By: Mollie Lastovica
College can be a time to try new things, foster unique experiences and step outside of your comfort zone. Lauren Metcalf and Katie Spiekermann have done just that through their participation on teams sponsored by the Texas A&M Sport Club Association, balancing classwork with intercollegiate athletics in sports many students are unfamiliar with.
Metcalf, a sophomore agricultural science major, joined the Texas A&M University Crew Club during the spring semester of her freshman year, and Spiekermann, a junior agricultural communications and journalism major is a current member of the Texas A&M Women’s Water Polo team.
“I wanted to stay in shape in college and I wanted to try something new that a lot of people didn’t know about,” Metcalf said. “It looked like a lot of fun.”
Her desire for a fun and athletic experience has, over the year, turned into a passion that requires much dedication and commitment.
“We have three practices a week in the water and once a week we have a land practice. We are also assigned to do workouts on our own twice per week,” Metcalf said.
The co-ed team travels to monthly regattas, or meets, both in Texas and out of state to compete against NCAA sanctioned schools.
“We go to whatever regattas we can find,” Metcalf said. “We do pretty well and even beat the NCAA teams sometimes. Regattas are hard to come by, so if there is one, everyone goes to it. People travel really far for them because the availability is so small.”
Race distance varies per season from two kilometers during the spring sprint season and six kilometers during the fall distance season. Each regatta has different divisions including men, women and mixed gender boats. For Metcalf, the mixed division is the most exhilarating.
“Guys are known for going really fast because they are strong and powerful, but girls tend to be known for their form,” Metcalf said. “When you combine those two skillsets it’s really cool.”
Metcalf’s whim decision to join the team she now considers family attests to the Wisconsin native’s zest for seizing unique opportunities.
“Out of all the schools I was looking at, I chose to come to Texas because it was the furthest away from home and I wanted to be submerged in a whole different culture,” Metcalf said. “People who join crew tend to be more adventurous and they aren’t afraid to step out and try new things.”
This thrill for adventure has carried Metcalf through her first year and a half of college and she intends to continue living with the concept of taking risks at the front of her mind.
“It is important to try new things because if you don’t try it you’ll never know if you like it,” Metcalf said. “Variety is the spice of life.”
Spiekermann also notes the importance of stepping out on a limb; having experience in the sport of water polo did not make her decision to join the team any less intimidating.
“I played in high school and missed it, so I decided to be brave and try it out,” Spiekermann said. “I was so scared at first.”
Spiekermann first took interest in the sport after watching her older sisters play.
“We are not very good at land sports and our parents put us all in swimming at a very young age,” Spiekermann said. “I wanted to be just like them.”
Now, she considers water polo to be an interest of her own and is grateful for the stress relief it provides during the five, two-hour-long practices she attends every week.
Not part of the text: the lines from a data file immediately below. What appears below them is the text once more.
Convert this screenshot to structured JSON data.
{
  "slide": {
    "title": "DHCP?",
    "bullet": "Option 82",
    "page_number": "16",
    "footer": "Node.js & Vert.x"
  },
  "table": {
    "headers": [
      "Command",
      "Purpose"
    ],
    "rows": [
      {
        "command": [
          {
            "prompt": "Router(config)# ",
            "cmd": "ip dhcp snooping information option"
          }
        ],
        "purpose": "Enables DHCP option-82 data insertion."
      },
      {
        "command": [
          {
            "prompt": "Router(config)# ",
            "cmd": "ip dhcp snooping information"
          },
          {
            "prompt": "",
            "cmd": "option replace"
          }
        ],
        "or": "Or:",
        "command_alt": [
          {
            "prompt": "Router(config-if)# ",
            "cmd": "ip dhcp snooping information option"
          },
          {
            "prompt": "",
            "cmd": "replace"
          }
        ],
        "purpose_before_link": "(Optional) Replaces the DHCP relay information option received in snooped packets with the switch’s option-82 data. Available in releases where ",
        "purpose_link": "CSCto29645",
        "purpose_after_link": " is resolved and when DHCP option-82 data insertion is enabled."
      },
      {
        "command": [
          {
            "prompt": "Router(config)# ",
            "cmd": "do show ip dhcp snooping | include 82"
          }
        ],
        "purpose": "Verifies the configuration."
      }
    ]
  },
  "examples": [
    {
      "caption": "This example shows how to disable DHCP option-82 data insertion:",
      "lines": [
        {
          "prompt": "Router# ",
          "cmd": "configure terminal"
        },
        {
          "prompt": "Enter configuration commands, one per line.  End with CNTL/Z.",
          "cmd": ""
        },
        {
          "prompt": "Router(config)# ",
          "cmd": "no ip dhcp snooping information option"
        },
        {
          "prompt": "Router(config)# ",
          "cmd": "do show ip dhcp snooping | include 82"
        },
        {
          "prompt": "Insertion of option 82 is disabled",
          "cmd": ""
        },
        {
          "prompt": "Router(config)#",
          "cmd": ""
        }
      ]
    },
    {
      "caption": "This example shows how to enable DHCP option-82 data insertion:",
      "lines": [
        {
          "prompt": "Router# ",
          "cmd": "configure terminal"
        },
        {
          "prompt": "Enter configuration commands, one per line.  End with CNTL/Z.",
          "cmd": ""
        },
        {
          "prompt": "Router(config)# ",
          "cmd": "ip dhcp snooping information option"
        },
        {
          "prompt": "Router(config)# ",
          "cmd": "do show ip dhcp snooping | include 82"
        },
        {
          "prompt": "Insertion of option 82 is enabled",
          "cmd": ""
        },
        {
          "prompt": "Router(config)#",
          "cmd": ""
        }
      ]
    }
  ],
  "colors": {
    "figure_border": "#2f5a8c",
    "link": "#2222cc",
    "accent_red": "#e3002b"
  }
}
“I love it because you get to be a completely different person in the water. It is a good way to vent your frustrations,” Spiekermann said.
The competitive season for water polo runs throughout the spring semester. In 2013, the team will compete in three Texas tournaments and one out of state tournament to be hosted at Notre Dame. College Station will host one of the three in-state tournaments Feb. 9-10 and Spiekermann encourages everyone to attend.
“Everyone is invited to watch,” Spiekermann said. “It is pretty entertaining.”
Spiekermann is most grateful for the friends she has made in her water polo teammates.
“They are my best friends,” Spiekermann said. “Even if you are having the worst day in the world, you can go to practice and be crying because you are laughing so hard by the end of it. It is something to look forward to at the end of the day.”
While she knows there are other students who at first, like her, might be afraid to join a club team, Spiekermann assures her peers that it is the right decision.
“Just try it. I was terrified at first, but if you keep going, you will end up with an amazing group of friends that are just like you,” Spiekermann said. “Club sports are great because you get to play a sport that you love, but you are doing it because you love it and you are there because you want to be.”